The themes of the late 1980s and early 1990s NOM had concentrated its attention almost entirely to socio-economic and educational questions. The position of foreign students in the Nordic countries involves both of the above issues.
The NOM unions applied for finances in order to be able to employ a Nordplus projects secretary and to have more meetings during the first Nordplus year. DKK 50.000 was received from the Nordic Youth Committee, and Karl Holm from SYL was elected Projects Secretary. In June 1989 he gave his report on the problems of Nordplus.
A students’ reference group was established for the follow-up of the Nordplus Management Group’s work and the materialization of the Norplus program.
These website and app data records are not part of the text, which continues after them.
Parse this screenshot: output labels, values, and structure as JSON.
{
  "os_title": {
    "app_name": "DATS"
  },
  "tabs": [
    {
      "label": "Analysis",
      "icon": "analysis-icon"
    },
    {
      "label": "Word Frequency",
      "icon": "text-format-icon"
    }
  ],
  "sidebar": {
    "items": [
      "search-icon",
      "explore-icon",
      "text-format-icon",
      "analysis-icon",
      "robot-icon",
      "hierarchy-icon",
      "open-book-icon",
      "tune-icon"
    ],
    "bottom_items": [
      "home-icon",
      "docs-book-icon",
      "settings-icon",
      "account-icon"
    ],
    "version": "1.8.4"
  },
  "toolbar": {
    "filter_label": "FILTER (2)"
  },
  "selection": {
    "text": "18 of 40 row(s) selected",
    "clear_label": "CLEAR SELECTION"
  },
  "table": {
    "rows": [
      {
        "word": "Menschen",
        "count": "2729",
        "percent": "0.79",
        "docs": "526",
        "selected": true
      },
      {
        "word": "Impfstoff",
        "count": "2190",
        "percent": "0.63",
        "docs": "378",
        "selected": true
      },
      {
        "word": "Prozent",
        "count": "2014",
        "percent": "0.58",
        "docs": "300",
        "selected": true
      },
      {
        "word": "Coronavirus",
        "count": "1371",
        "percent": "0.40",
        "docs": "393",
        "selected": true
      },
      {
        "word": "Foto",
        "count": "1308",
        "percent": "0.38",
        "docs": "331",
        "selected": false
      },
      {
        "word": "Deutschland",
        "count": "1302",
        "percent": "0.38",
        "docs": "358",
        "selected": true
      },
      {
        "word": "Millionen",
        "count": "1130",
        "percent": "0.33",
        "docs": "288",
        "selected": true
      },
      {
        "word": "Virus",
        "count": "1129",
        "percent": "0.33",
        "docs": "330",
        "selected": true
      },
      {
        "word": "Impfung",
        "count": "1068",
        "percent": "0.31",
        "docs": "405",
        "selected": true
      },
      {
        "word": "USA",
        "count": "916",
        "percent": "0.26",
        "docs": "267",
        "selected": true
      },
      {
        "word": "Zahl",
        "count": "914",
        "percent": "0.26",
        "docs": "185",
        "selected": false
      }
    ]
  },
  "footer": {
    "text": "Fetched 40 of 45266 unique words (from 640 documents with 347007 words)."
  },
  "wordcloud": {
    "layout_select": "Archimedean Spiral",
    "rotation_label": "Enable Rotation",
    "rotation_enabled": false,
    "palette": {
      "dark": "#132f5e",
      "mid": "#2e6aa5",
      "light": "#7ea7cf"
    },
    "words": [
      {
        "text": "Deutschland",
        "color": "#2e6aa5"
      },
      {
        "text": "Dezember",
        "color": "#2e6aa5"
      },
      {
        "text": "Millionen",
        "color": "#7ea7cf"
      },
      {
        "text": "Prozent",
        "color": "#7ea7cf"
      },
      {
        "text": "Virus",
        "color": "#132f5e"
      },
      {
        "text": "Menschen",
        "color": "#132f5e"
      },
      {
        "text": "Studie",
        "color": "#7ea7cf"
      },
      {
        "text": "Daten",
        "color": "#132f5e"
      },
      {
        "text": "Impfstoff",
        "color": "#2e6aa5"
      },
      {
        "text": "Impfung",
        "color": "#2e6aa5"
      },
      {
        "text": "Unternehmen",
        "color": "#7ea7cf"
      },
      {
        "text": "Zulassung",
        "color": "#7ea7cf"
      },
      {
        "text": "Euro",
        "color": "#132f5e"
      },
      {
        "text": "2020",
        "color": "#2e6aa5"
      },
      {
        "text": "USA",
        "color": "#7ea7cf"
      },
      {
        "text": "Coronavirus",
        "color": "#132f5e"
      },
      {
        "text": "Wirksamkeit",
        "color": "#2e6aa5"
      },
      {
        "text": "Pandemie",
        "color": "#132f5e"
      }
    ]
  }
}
Two representatives of each Nordic NUS were appointed to the reference group and in 1989 the Nordic Ministers’ Council appropriated DKK 100 000 for the financing of its work. A report was given to NMR in 1992.
In 1987 the question of a NOM secretary once again was taken up, but the idea was abandoned after thorough discussions. The introduction of the Nordplus Program increased the actuality of this issue. It has been raised up again in the 1990′s with not very much enthusiasm. The need for more thorough preparation of the NOMs and the exchange of information has been recognized by all NUSes concerned, though. In 1994 SFS and in 1995 DSF volunteered to be a coordinator of NOM but the experiment was not very succesfull as it did neither improve the preparation of the meetings nor the flow of information between the NUSes.
In 1989 at the NOM in the Faroe Islands SHI, MFS and DKIK decided that they would form a North-Western group which in connection with NOMs would meet and discuss the specific problems of their area. This cooperation seems to have disappeared as the years have gone by. MFS and DKIK have not been participating in every NOM meeting due to limited resources, but their participation in NOM has always been very much encouraged by all the other NUSes.
Normally NOM has been convened twice a year, and until 1996 the tradition of biannual meetings has continued. In 1995 the NOM in the Faroe Islands decided to have once a year a normal NOM meeting and once a year a NOM seminar. In the spring of 1996 the first NOM seminar was held in Copenhagen under the theme “Social welfare and living conditions of students in the Nordic and Baltic countries.” The Baltic NUSes had attended the NOM in the Faroe Islands already in 1992 but not since then. It was agreed in 1995 to invite them to NOM seminars from now on. It was also in Copenhagen that LMS/Denmark participated in the work of NOM for the first time.
In 1995 a NOM File was created to help the NUSes to find out more information about other NUSes and systems in their country. The file contains information about every NUS, their work, education system, welfare system etc.
Since 1987 Nordplus has been THE theme of the NOMs although there have been also other issues on the agenda. Since 1993 the Common Educational Market has been THE topic. Also minorities, a common Nordic student card, international matters (ESIB, Youth Forum etc.), Lifelong Learning and EU have been on the agenda. Otherwise, the themes discussed have been very similar to those proposed by SYL in 1946 to the Nordic Meeting. The process has been slow but lasting.
What is NOM today, summa summarum
During various periods the various Nordic NUSes have had various opinions about the importance of NOM. Yet it has survived the fifty years of ups and downs.
In 2006 three organisations applied for the membership of NOM and were accepted as full members: FESU (Esthonia), LSA (Latvia) and LSS (Lithuania). This historical event extended the cooperation to more natural regional boundaries and welcomed new ideas and thoughts to NOM cooperation.
In Finland we very much appreciate this co-operation and do hope that, despite the quick turnover of persons involved in the NUSes, this form of co-operation will continue and develop.
Next NOM: Reykjavik 6-9.4